Task to carry out -
Within the records below, filter for lines carrying the word "database" and copy them.

== Segment start ==

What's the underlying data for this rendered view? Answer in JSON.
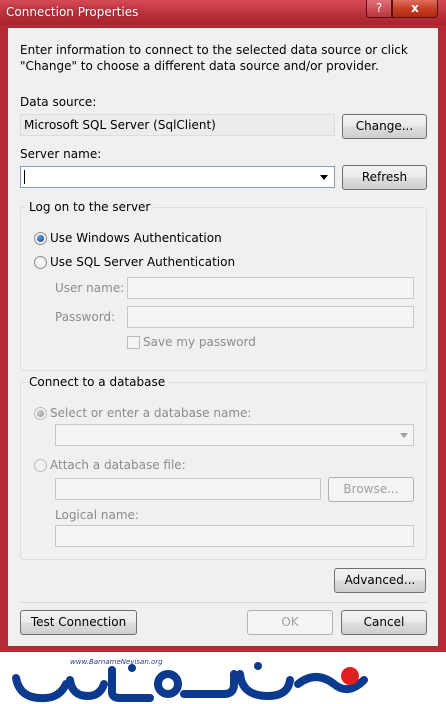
{
  "window": {
    "title": "Connection Properties",
    "help_glyph": "?",
    "close_glyph": "x"
  },
  "intro": "Enter information to connect to the selected data source or click \"Change\" to choose a different data source and/or provider.",
  "data_source": {
    "label": "Data source:",
    "value": "Microsoft SQL Server (SqlClient)",
    "change_button": "Change..."
  },
  "server_name": {
    "label": "Server name:",
    "value": "",
    "refresh_button": "Refresh"
  },
  "log_on": {
    "group_title": "Log on to the server",
    "windows_auth": "Use Windows Authentication",
    "sql_auth": "Use SQL Server Authentication",
    "user_name_label": "User name:",
    "password_label": "Password:",
    "save_password": "Save my password",
    "selected": "windows"
  },
  "connect_db": {
    "group_title": "Connect to a database",
    "select_db": "Select or enter a database name:",
    "attach_file": "Attach a database file:",
    "browse_button": "Browse...",
    "logical_name_label": "Logical name:"
  },
  "buttons": {
    "advanced": "Advanced...",
    "test_connection": "Test Connection",
    "ok": "OK",
    "cancel": "Cancel"
  },
  "logo": {
    "url_text": "www.BarnameNevisan.org",
    "wordmark": "برنامه نویسان",
    "color": "#0b3a8f",
    "accent": "#e02020"
  },
  "colors": {
    "title_bar": "#b8303b",
    "dialog_bg": "#f0f0f0"
  }
}
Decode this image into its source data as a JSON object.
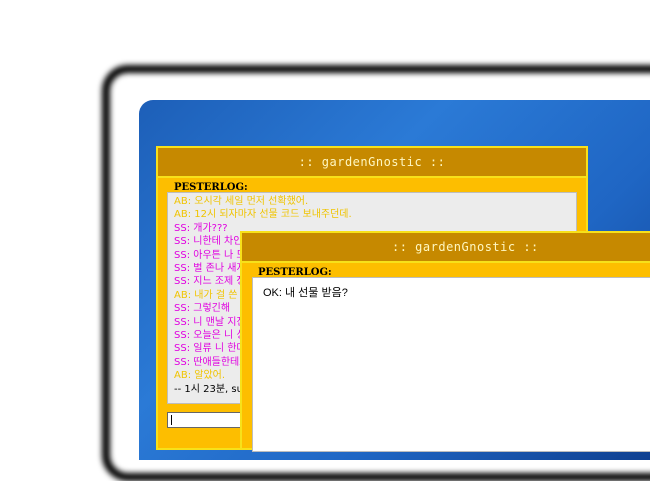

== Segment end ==

Your solution -
    "group_title": "Connect to a database",
    "select_db": "Select or enter a database name:",
    "attach_file": "Attach a database file:",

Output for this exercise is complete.